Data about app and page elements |
[Start of Attachment]
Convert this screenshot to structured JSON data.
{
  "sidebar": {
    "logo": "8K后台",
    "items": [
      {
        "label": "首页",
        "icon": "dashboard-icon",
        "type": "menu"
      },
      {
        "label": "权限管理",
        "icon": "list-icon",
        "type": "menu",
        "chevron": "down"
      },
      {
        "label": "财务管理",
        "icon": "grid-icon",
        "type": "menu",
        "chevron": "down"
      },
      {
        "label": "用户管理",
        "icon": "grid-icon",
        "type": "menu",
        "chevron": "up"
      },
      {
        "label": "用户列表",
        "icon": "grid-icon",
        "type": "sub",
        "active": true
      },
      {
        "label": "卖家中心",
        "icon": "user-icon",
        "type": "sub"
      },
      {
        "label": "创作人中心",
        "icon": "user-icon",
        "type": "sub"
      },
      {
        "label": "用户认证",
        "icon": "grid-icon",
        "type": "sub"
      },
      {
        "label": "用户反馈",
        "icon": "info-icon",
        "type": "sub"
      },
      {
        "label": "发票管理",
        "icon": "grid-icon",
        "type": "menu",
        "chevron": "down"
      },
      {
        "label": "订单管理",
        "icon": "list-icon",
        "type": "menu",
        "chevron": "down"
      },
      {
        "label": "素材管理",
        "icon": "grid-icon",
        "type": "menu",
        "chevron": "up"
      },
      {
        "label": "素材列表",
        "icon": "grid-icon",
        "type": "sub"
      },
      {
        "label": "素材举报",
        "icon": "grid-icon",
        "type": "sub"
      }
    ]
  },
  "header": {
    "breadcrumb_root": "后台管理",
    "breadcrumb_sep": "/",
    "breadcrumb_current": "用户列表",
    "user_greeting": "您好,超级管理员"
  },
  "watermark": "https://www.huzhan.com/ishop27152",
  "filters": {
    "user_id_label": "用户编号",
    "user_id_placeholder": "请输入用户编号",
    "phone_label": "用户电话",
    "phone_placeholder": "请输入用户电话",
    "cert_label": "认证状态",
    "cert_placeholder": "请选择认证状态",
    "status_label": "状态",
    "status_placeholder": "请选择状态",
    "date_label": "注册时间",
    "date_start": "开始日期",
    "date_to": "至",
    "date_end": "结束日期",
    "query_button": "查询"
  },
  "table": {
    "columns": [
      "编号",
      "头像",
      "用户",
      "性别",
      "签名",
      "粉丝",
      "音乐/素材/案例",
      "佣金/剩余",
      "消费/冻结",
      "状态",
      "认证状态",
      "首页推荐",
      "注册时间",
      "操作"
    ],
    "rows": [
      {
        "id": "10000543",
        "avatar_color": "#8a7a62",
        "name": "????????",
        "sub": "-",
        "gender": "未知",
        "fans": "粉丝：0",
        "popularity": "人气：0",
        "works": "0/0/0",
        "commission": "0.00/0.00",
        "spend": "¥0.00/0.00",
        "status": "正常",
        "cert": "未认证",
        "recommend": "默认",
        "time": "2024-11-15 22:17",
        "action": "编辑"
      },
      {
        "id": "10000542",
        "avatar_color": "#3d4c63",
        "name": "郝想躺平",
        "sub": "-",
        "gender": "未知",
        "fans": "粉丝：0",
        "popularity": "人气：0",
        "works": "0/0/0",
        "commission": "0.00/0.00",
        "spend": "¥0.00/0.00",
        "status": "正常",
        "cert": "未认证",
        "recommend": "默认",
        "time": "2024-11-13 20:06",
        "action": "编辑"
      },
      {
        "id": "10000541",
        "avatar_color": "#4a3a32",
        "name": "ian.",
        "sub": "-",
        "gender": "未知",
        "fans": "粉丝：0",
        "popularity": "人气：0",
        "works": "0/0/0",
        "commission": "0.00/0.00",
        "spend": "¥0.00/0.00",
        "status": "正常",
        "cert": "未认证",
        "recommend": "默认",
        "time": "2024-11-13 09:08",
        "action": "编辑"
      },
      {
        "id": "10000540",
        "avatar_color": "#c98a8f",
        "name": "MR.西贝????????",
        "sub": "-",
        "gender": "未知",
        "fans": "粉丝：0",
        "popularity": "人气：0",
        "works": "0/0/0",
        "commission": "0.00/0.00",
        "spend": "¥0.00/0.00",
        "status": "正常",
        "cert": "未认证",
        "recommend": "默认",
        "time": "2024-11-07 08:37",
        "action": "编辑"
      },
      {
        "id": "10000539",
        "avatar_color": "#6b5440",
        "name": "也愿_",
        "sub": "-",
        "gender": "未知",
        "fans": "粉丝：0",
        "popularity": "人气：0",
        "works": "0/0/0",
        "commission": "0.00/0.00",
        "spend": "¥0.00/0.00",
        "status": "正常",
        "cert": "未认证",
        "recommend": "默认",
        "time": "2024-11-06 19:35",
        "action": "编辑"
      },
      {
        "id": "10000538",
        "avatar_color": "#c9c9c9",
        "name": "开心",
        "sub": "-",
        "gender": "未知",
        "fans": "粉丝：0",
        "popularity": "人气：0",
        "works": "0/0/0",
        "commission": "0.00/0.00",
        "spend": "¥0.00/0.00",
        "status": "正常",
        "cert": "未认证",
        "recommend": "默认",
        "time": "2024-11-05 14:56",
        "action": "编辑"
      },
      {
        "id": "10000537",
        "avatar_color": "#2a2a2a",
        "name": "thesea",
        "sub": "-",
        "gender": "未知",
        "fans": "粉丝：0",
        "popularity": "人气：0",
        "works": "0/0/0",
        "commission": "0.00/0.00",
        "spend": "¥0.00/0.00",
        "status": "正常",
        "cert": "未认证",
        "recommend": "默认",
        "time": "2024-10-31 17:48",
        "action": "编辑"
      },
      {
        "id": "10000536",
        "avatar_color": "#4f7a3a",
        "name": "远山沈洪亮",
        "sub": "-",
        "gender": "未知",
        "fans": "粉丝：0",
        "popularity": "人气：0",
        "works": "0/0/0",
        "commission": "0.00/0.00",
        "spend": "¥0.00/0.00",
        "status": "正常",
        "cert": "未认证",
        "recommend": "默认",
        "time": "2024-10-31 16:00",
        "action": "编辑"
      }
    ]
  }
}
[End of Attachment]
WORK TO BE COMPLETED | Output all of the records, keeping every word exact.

OUTPUT FOR THIS EXERCISE |
Convert this screenshot to structured JSON data.
{
  "sidebar": {
    "logo": "8K后台",
    "items": [
      {
        "label": "首页",
        "icon": "dashboard-icon",
        "type": "menu"
      },
      {
        "label": "权限管理",
        "icon": "list-icon",
        "type": "menu",
        "chevron": "down"
      },
      {
        "label": "财务管理",
        "icon": "grid-icon",
        "type": "menu",
        "chevron": "down"
      },
      {
        "label": "用户管理",
        "icon": "grid-icon",
        "type": "menu",
        "chevron": "up"
      },
      {
        "label": "用户列表",
        "icon": "grid-icon",
        "type": "sub",
        "active": true
      },
      {
        "label": "卖家中心",
        "icon": "user-icon",
        "type": "sub"
      },
      {
        "label": "创作人中心",
        "icon": "user-icon",
        "type": "sub"
      },
      {
        "label": "用户认证",
        "icon": "grid-icon",
        "type": "sub"
      },
      {
        "label": "用户反馈",
        "icon": "info-icon",
        "type": "sub"
      },
      {
        "label": "发票管理",
        "icon": "grid-icon",
        "type": "menu",
        "chevron": "down"
      },
      {
        "label": "订单管理",
        "icon": "list-icon",
        "type": "menu",
        "chevron": "down"
      },
      {
        "label": "素材管理",
        "icon": "grid-icon",
        "type": "menu",
        "chevron": "up"
      },
      {
        "label": "素材列表",
        "icon": "grid-icon",
        "type": "sub"
      },
      {
        "label": "素材举报",
        "icon": "grid-icon",
        "type": "sub"
      }
    ]
  },
  "header": {
    "breadcrumb_root": "后台管理",
    "breadcrumb_sep": "/",
    "breadcrumb_current": "用户列表",
    "user_greeting": "您好,超级管理员"
  },
  "watermark": "https://www.huzhan.com/ishop27152",
  "filters": {
    "user_id_label": "用户编号",
    "user_id_placeholder": "请输入用户编号",
    "phone_label": "用户电话",
    "phone_placeholder": "请输入用户电话",
    "cert_label": "认证状态",
    "cert_placeholder": "请选择认证状态",
    "status_label": "状态",
    "status_placeholder": "请选择状态",
    "date_label": "注册时间",
    "date_start": "开始日期",
    "date_to": "至",
    "date_end": "结束日期",
    "query_button": "查询"
  },
  "table": {
    "columns": [
      "编号",
      "头像",
      "用户",
      "性别",
      "签名",
      "粉丝",
      "音乐/素材/案例",
      "佣金/剩余",
      "消费/冻结",
      "状态",
      "认证状态",
      "首页推荐",
      "注册时间",
      "操作"
    ],
    "rows": [
      {
        "id": "10000543",
        "avatar_color": "#8a7a62",
        "name": "????????",
        "sub": "-",
        "gender": "未知",
        "fans": "粉丝：0",
        "popularity": "人气：0",
        "works": "0/0/0",
        "commission": "0.00/0.00",
        "spend": "¥0.00/0.00",
        "status": "正常",
        "cert": "未认证",
        "recommend": "默认",
        "time": "2024-11-15 22:17",
        "action": "编辑"
      },
      {
        "id": "10000542",
        "avatar_color": "#3d4c63",
        "name": "郝想躺平",
        "sub": "-",
        "gender": "未知",
        "fans": "粉丝：0",
        "popularity": "人气：0",
        "works": "0/0/0",
        "commission": "0.00/0.00",
        "spend": "¥0.00/0.00",
        "status": "正常",
        "cert": "未认证",
        "recommend": "默认",
        "time": "2024-11-13 20:06",
        "action": "编辑"
      },
      {
        "id": "10000541",
        "avatar_color": "#4a3a32",
        "name": "ian.",
        "sub": "-",
        "gender": "未知",
        "fans": "粉丝：0",
        "popularity": "人气：0",
        "works": "0/0/0",
        "commission": "0.00/0.00",
        "spend": "¥0.00/0.00",
        "status": "正常",
        "cert": "未认证",
        "recommend": "默认",
        "time": "2024-11-13 09:08",
        "action": "编辑"
      },
      {
        "id": "10000540",
        "avatar_color": "#c98a8f",
        "name": "MR.西贝????????",
        "sub": "-",
        "gender": "未知",
        "fans": "粉丝：0",
        "popularity": "人气：0",
        "works": "0/0/0",
        "commission": "0.00/0.00",
        "spend": "¥0.00/0.00",
        "status": "正常",
        "cert": "未认证",
        "recommend": "默认",
        "time": "2024-11-07 08:37",
        "action": "编辑"
      },
      {
        "id": "10000539",
        "avatar_color": "#6b5440",
        "name": "也愿_",
        "sub": "-",
        "gender": "未知",
        "fans": "粉丝：0",
        "popularity": "人气：0",
        "works": "0/0/0",
        "commission": "0.00/0.00",
        "spend": "¥0.00/0.00",
        "status": "正常",
        "cert": "未认证",
        "recommend": "默认",
        "time": "2024-11-06 19:35",
        "action": "编辑"
      },
      {
        "id": "10000538",
        "avatar_color": "#c9c9c9",
        "name": "开心",
        "sub": "-",
        "gender": "未知",
        "fans": "粉丝：0",
        "popularity": "人气：0",
        "works": "0/0/0",
        "commission": "0.00/0.00",
        "spend": "¥0.00/0.00",
        "status": "正常",
        "cert": "未认证",
        "recommend": "默认",
        "time": "2024-11-05 14:56",
        "action": "编辑"
      },
      {
        "id": "10000537",
        "avatar_color": "#2a2a2a",
        "name": "thesea",
        "sub": "-",
        "gender": "未知",
        "fans": "粉丝：0",
        "popularity": "人气：0",
        "works": "0/0/0",
        "commission": "0.00/0.00",
        "spend": "¥0.00/0.00",
        "status": "正常",
        "cert": "未认证",
        "recommend": "默认",
        "time": "2024-10-31 17:48",
        "action": "编辑"
      },
      {
        "id": "10000536",
        "avatar_color": "#4f7a3a",
        "name": "远山沈洪亮",
        "sub": "-",
        "gender": "未知",
        "fans": "粉丝：0",
        "popularity": "人气：0",
        "works": "0/0/0",
        "commission": "0.00/0.00",
        "spend": "¥0.00/0.00",
        "status": "正常",
        "cert": "未认证",
        "recommend": "默认",
        "time": "2024-10-31 16:00",
        "action": "编辑"
      }
    ]
  }
}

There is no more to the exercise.